III. PRACTICE AND OBLIGATION.—The Office of the Dead was composed originally to satisfy private devotion to the dead, and at first had no official character. Even in the eleventh, twelfth, and thirteenth centuries, it was recited chiefly by the religious orders (the Cluniacs, Cistercians, Carthusians), like the Office of Our Lady (see Guyet, loc. cit., 465). Later it was prescribed for all clerics and became obligatory whenever a ferial office was celebrated. It has even been said that it was to remove the obligation of reciting it that the feasts of double and semi-double rite were multiplied, for it could be omitted on such days (Baumer-Biron, op. cit., II, 198). The reformed Breviary of St. Pius V assigned the recitation of the Office of the Dead to the first free day in the month, the Mondays of Advent and Lent, to some vigils, and ember days. Even then it was not obligatory, for the Bull “Quod a nobis” of the same pope merely recommends it earnestly, like the Office of Our Lady and the Penitential Psalms, without imposing it as a duty (Van der Stappen, “Sacra Liturgia”, I, Malines, 1898, p. 115). At the present time, it is obligatory on the clergy only on the feast of All Souls and in certain mortuary services.

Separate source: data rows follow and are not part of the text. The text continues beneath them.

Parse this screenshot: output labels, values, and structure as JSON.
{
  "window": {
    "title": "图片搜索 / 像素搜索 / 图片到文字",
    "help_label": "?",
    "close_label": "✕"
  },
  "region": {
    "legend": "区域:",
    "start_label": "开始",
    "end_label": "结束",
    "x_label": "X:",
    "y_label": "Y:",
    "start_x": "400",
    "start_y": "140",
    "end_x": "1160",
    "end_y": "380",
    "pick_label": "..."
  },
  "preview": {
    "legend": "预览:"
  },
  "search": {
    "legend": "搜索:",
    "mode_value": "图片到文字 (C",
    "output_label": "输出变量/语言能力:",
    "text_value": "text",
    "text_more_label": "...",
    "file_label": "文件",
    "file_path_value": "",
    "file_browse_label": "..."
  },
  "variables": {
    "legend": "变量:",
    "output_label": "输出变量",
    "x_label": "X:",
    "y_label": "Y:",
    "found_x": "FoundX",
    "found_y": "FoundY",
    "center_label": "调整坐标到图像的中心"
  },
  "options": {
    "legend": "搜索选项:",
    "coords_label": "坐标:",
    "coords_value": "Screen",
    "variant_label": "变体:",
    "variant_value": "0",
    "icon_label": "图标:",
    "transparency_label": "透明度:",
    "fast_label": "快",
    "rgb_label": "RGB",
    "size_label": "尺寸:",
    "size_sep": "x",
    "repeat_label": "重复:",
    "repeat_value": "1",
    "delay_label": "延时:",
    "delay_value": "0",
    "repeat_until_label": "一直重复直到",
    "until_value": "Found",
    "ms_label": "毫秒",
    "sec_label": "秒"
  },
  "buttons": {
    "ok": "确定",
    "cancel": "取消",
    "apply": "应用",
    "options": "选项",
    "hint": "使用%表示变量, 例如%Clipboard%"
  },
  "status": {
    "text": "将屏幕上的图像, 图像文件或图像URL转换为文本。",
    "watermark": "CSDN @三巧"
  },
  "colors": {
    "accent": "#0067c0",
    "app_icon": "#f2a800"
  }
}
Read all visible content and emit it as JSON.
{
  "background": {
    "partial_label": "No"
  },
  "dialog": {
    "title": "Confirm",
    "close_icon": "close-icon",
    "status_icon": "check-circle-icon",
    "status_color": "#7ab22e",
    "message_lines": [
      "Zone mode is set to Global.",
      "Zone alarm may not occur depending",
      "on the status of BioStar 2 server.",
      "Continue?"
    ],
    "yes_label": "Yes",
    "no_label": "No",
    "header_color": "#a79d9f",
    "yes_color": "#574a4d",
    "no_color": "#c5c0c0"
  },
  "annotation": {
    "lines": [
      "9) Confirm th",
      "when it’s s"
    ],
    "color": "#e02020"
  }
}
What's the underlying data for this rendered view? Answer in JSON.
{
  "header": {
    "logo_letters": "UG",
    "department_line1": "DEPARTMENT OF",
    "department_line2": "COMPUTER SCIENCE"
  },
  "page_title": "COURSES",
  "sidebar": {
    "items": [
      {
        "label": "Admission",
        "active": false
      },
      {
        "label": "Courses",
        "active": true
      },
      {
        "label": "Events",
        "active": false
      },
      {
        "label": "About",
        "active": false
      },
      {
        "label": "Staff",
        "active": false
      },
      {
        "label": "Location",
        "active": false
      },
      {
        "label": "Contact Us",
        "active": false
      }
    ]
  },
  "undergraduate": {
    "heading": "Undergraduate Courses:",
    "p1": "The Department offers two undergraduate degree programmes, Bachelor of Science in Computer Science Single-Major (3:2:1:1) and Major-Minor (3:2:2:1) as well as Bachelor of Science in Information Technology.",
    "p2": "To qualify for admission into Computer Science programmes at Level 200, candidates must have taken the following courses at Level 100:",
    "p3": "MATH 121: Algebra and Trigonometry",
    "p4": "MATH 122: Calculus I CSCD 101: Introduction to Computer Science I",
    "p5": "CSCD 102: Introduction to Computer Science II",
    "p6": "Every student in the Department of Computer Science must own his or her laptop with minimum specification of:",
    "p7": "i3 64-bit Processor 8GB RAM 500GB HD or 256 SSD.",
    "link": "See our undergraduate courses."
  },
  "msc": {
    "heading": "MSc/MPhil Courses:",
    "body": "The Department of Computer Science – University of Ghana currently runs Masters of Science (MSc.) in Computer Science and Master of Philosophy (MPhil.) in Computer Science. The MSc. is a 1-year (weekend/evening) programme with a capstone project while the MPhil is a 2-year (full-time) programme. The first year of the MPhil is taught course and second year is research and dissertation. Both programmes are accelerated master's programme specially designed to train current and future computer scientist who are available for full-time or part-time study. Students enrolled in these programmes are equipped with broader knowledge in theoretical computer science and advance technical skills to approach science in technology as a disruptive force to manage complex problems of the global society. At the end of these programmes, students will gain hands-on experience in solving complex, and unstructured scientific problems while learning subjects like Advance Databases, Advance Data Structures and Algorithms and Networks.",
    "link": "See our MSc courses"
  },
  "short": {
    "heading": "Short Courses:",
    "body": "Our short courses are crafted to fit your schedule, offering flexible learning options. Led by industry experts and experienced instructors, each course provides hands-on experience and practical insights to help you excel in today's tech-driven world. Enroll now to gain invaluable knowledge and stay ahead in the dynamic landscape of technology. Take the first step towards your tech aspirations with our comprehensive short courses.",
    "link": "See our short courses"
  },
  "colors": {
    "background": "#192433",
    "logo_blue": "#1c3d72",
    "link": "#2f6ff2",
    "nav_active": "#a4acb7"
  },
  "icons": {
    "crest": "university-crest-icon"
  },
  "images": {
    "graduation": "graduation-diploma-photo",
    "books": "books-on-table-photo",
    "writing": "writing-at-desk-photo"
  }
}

Some religious orders (Carthusians, Cistercians etc.) have preserved the custom of reciting it in choir on the days assigned by the Bull “Quod a nobis”.